A new Medicaid program call Fully Integrated Dual Advantage (FIDA) program is being offered to New York seniors. It provides many benefits but there is a catch….
My 97- year -old mother- in- law, Lillian has been receiving her medical care through original Medicare since she turned 65. It covers her doctor visits, lab tests, and prescription drugs. When she turned 90 she started to need assistance with dressing and eating. Since she has limited income and assets, she qualified to receive home care through a Managed Long Term Care Plan (MLTC), a private agency that is paid by Medicaid.
Lillian is one of approximately 800,000 New York State residents classified by the government as “Dual Eligibles,” that is individuals 65 years or older who receive both Medicare and Medicaid benefits. Beginning last month (January) New York City’s dual eligibles received letters from the State Department of Health introducing them to a new government health care program that can replace their current Medicare/Medicaid services. If one of your relatives received one, do not ignore it.
The new program, called a Fully Integrated Dual Advantage (FIDA) program offers a full spectrum of government health care services, including doctor and hospital visits, all prescription medicines, and home or nursing home care all through one provider. The program will roll out in April 2015. The letter claims FIDA will simplify medical care. One advantage of the new plan includes medical visits with no payment deductibles, no copayments, and no plan premiums Another advantage is the introduction of an Interdisciplinary Team (IDT) that will oversee the enrollee’s health care. The IDT will consist of the enrollee and a trusted friend or relative, the doctors, the home care aide and a FIDA plan care manager.

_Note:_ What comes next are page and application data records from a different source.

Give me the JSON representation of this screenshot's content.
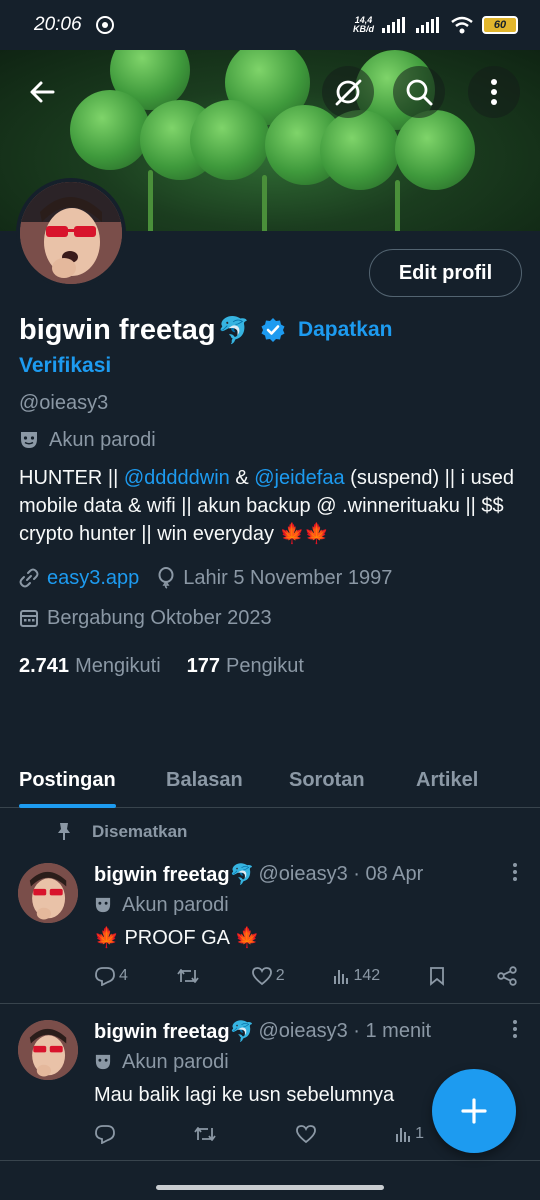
{
  "status_bar": {
    "time": "20:06",
    "speed_top": "14,4",
    "speed_bottom": "KB/d",
    "battery": "60"
  },
  "profile": {
    "name": "bigwin freetag",
    "name_emoji": "🐬",
    "get_verified_1": "Dapatkan",
    "get_verified_2": "Verifikasi",
    "handle": "@oieasy3",
    "parody_label": "Akun parodi",
    "edit_button": "Edit profil",
    "bio": {
      "p1": "HUNTER || ",
      "mention1": "@dddddwin",
      "p2": " & ",
      "mention2": "@jeidefaa",
      "p3": " (suspend) || i used mobile data & wifi || akun backup @ .winnerituaku || $$ crypto hunter || win everyday 🍁🍁"
    },
    "website": "easy3.app",
    "birthday": "Lahir 5 November 1997",
    "joined": "Bergabung Oktober 2023",
    "following_count": "2.741",
    "following_label": "Mengikuti",
    "followers_count": "177",
    "followers_label": "Pengikut"
  },
  "tabs": [
    "Postingan",
    "Balasan",
    "Sorotan",
    "Artikel"
  ],
  "pinned_label": "Disematkan",
  "tweets": [
    {
      "name": "bigwin freetag🐬",
      "handle": "@oieasy3 · 08 Apr",
      "parody": "Akun parodi",
      "text": "🍁 PROOF GA 🍁",
      "replies": "4",
      "retweets": "",
      "likes": "2",
      "views": "142"
    },
    {
      "name": "bigwin freetag🐬",
      "handle": "@oieasy3 · 1 menit",
      "parody": "Akun parodi",
      "text": "Mau balik lagi ke usn sebelumnya",
      "replies": "",
      "retweets": "",
      "likes": "",
      "views": "1"
    }
  ],
  "colors": {
    "background": "#15202b",
    "accent": "#1d9bf0",
    "muted": "#8b98a5",
    "border": "#38444d"
  }
}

After this brief introduction to FIDA benefits, the letter asks all recipients if they would like to disenroll from their current Medicare/Medicaid plan and enroll in a FIDA plan. They have 90 days to decide. They will receive written periodic reminders: one 30 days after receiving the original announcement and one after 60 days. But there is a catch.
If a recipient does not respond in the indicated time period, the New York State Department of Health will assume the candidate wants to be in a FIDA plan and will “passively enroll” him in one of the 22 available plans. In other words, a candidate must actively respond to the inquiry and indicate that he prefers to remain in his current plan, (that is, opt out of a FIDA plan) or the government will assume he wants to enroll. The State will then arbitrarily assign him to a plan.
Although the new FIDA’s offer several benefits that could simplify care, there are some downsides to consider as well. One disadvantage is the limited provider network. In original Medicare, members can use any Medicare doctor registered in the United States. In FIDA plans, new enrollees are limited to doctors and other medical services in their program network. Another disadvantage is in drug coverage. New enrollees will be restricted to medications covered by their new plan. That means a person must check that their FIDA plan will cover his prescriptions or he will not receive them or must pay for them out of pocket.
A final disadvantage concerns secondary medical coverage. Many people who enroll in traditional Medicare have secondary coverage through an employee-sponsored, union-sponsored, or a Medigap program. Under FIDA the registrant will lose his secondary coverage. This might not impact the enrollee but could impact family members if they are covered as well. If this is the case the applicant should check his current policy to determine if this change will cause the family to lose their coverage.
If a dual eligible decides to enroll in a FIDA program, he still has time to make adjustments. An enrollee can continue to use his current providers for at least 90 days after enrollment or until a care assessment has been completed under the new plan. After the time period has expired, FIDA will no longer pay for the doctor unless she agrees to participate in the new plan.
On a positive note, enrollment in a FIDA plan is reversible. Anyone who enrolls in a FIDA plan, either passively or actively, can elect to leave and switch to another plan or return to the original if he is not satisfied with the service. Participants can disenroll at any time. However the change will not be immediate. A plan does not go into effect until the first of the following month, so at most a person would have to wait 30 days.
When my mother-in-law received her introductory letter, the whole family sat down and discussed the advantages and disadvantages. After much deliberation we decide that Lillian should remain in her current plan. Her current doctors know her and visit her at her home and she loves her home attendants. Why change a good thing? We called the phone number listed on the introductory letter and opted out of a FIDA plan.
We do not want to rock the boat. New programs are often welcome, and simplicity is often a good reason to change. FIDA might offer advantages for some Medicaid recipients who receive home care. But in our case, we worked hard to get Lillian a staff of trusted professionals and dependable services. We do not want to risk the unknown. We are happy with her current coverage.